CROSSER, ROBERT (7 June 1874-3 June 1957) was a Democratic politician who represented the Cleveland area in the United States Congress for 38 years between 1912 and 1954. Influenced by Mayor TOM L. JOHNSON and the writing of Henry George, Crosser was dedicated to eliminating poverty and advocated equal rights for all. Born in Holytown, Lanarkshire, Scotland, to James and Barbara C. Crosser, his family emigrated to Salineville, Ohio in 1881. Crosser graduated from Kenyon College with an A.B. in 1897 and attended Columbia's and Cincinnati's Law Schools, earning his LL.B. in 1901, when he was admitted to the Ohio bar. He practiced law in Cleveland from 1901 until 1923.

Crosser became involved in local politics through his work for Mayor Johnson. In 1910, he was elected to the Ohio House of Representatives and in 1912 he was chosen as a delegate to Ohio's fourth constitutional convention. Crosser won election as Congressman-at-large in 1912 and as representative of Ohio's 21st congressional district in 1914 and 1916. He was defeated in 1918 and 1920 largely because of his opposition to the military draft. He regained the seat in 1922 and held it until 1954, when he was defeated by CHARLES VANIK in the Democratic Party primary.

Although a member of the Democratic Party, Crosser considered himself an independent who followed the dictates of his conscience. He won the nickname of "Fighting Bob" for his soap-box, street corner campaigning and upset victory in the 1912 Congressional election. His political independence resulted in his being passed over for the powerful leadership positions in the U.S. Congress and often cost him the support of the Democratic Party in the primaries. Considered an authority on transportation in Congress, Crosser served as chairman of the Interstate and Foreign Commerce Committee (1948-52) and the first congressional Flood Control Committee. A strong supporter of postal and railroad workers, he authored legislation giving railroad workers security benefits that were the most liberal of its day.

Crosser married Isabelle D. Hogg on April 18, 1906 and they had four children, Justine, Barbara, Robert, and James.
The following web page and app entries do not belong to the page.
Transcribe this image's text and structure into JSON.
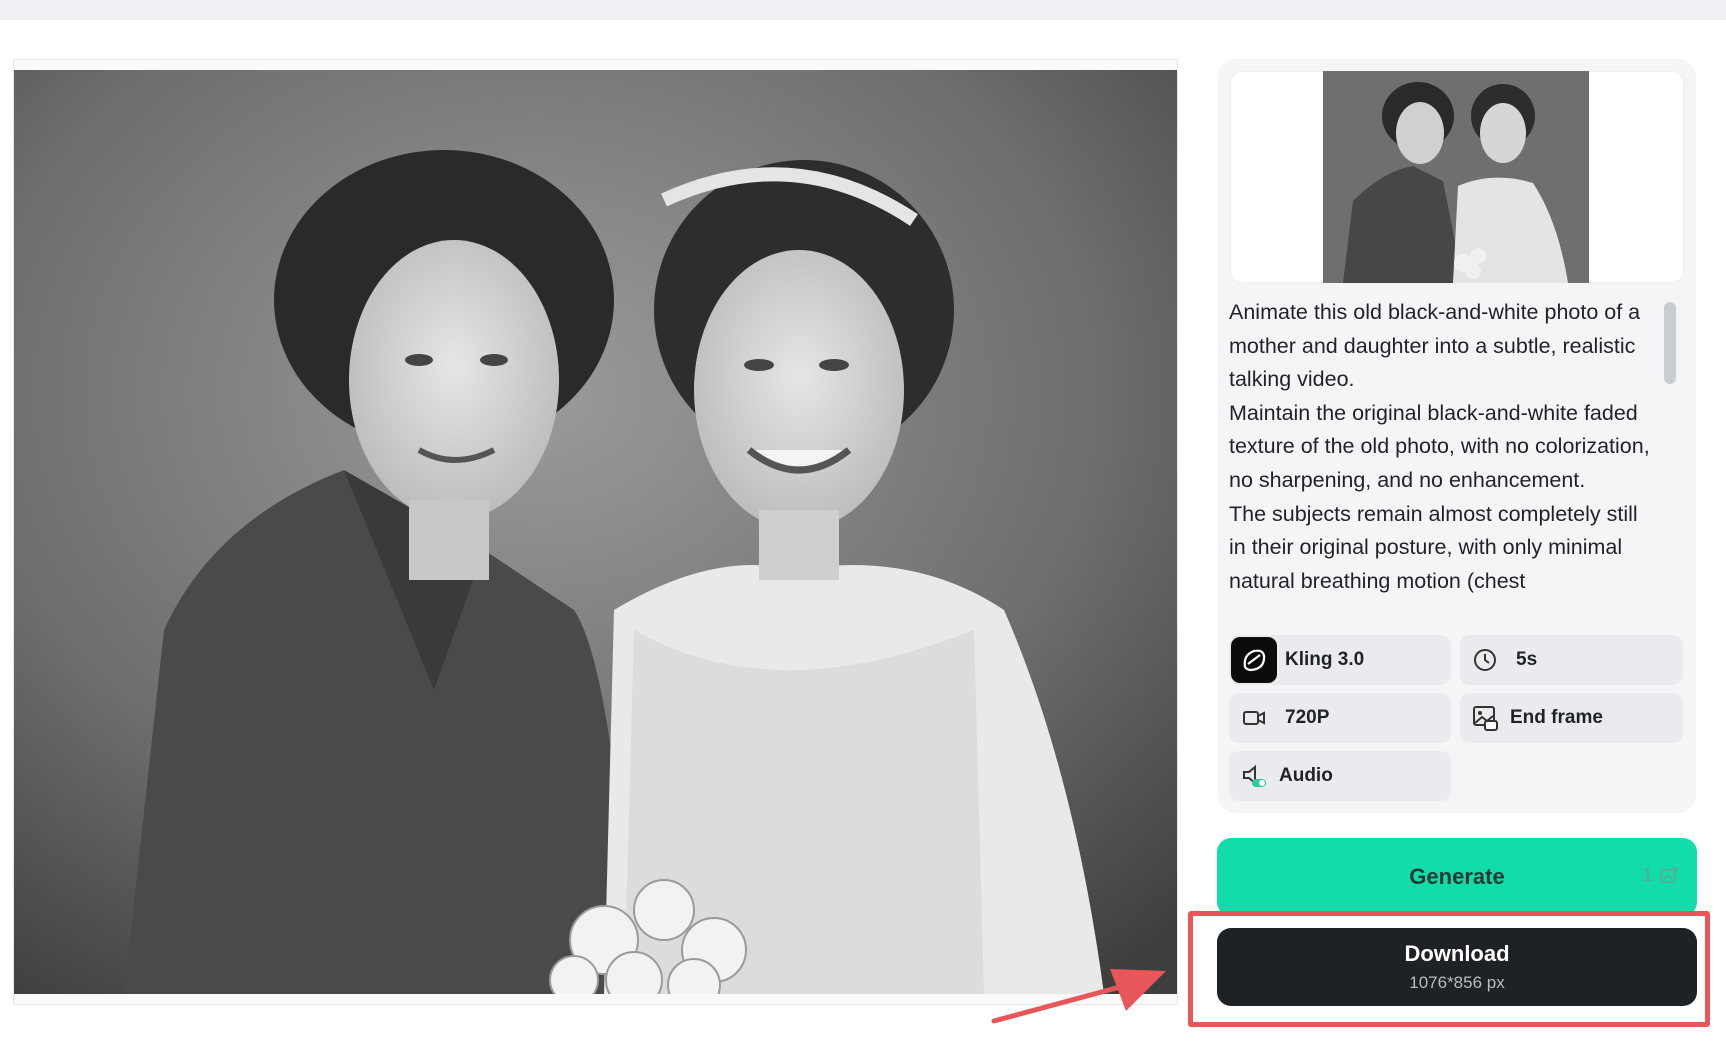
{
  "preview": {
    "image_alt": "Black-and-white portrait of a mother and daughter in wedding attire"
  },
  "side_panel": {
    "thumbnail_alt": "Thumbnail of uploaded photo",
    "prompt_lines": [
      "Animate this old black-and-white photo of a mother and daughter into a subtle, realistic talking video.",
      "Maintain the original black-and-white faded texture of the old photo, with no colorization, no sharpening, and no enhancement.",
      "The subjects remain almost completely still in their original posture, with only minimal natural breathing motion (chest"
    ],
    "options": {
      "model": {
        "label": "Kling 3.0",
        "icon": "kling-logo-icon"
      },
      "duration": {
        "label": "5s",
        "icon": "clock-icon"
      },
      "resolution": {
        "label": "720P",
        "icon": "video-camera-icon"
      },
      "end_frame": {
        "label": "End frame",
        "icon": "image-frame-icon"
      },
      "audio": {
        "label": "Audio",
        "icon": "audio-toggle-icon"
      }
    }
  },
  "actions": {
    "generate_label": "Generate",
    "generate_cost": "1",
    "download_label": "Download",
    "download_size": "1076*856 px"
  },
  "colors": {
    "generate_bg": "#11dcaa",
    "download_bg": "#1e2126",
    "highlight": "#e8565a"
  }
}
Crosser suffered from arthritis and from 1934 was confined to a wheelchair. He died in his home in Bethesda, Maryland, and was buried in Highland Park Cemetery.

Article Categories